(Stored data entries)
[Start of Attachment]
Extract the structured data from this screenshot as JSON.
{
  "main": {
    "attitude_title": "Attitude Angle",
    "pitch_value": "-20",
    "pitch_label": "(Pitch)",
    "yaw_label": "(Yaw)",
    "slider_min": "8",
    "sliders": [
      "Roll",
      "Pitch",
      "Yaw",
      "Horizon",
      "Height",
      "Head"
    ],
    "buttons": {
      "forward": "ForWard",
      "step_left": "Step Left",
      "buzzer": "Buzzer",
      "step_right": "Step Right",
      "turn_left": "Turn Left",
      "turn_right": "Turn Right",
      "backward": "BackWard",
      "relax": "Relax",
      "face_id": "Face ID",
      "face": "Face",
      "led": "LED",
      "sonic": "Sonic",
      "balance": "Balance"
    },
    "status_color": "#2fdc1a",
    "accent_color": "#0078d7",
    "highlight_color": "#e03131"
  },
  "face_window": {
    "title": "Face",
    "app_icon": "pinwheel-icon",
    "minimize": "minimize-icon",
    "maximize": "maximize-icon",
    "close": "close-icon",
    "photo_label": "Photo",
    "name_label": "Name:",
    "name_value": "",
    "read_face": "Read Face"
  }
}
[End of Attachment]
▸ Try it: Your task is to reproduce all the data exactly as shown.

▸ Written answer:
Extract the structured data from this screenshot as JSON.
{
  "main": {
    "attitude_title": "Attitude Angle",
    "pitch_value": "-20",
    "pitch_label": "(Pitch)",
    "yaw_label": "(Yaw)",
    "slider_min": "8",
    "sliders": [
      "Roll",
      "Pitch",
      "Yaw",
      "Horizon",
      "Height",
      "Head"
    ],
    "buttons": {
      "forward": "ForWard",
      "step_left": "Step Left",
      "buzzer": "Buzzer",
      "step_right": "Step Right",
      "turn_left": "Turn Left",
      "turn_right": "Turn Right",
      "backward": "BackWard",
      "relax": "Relax",
      "face_id": "Face ID",
      "face": "Face",
      "led": "LED",
      "sonic": "Sonic",
      "balance": "Balance"
    },
    "status_color": "#2fdc1a",
    "accent_color": "#0078d7",
    "highlight_color": "#e03131"
  },
  "face_window": {
    "title": "Face",
    "app_icon": "pinwheel-icon",
    "minimize": "minimize-icon",
    "maximize": "maximize-icon",
    "close": "close-icon",
    "photo_label": "Photo",
    "name_label": "Name:",
    "name_value": "",
    "read_face": "Read Face"
  }
}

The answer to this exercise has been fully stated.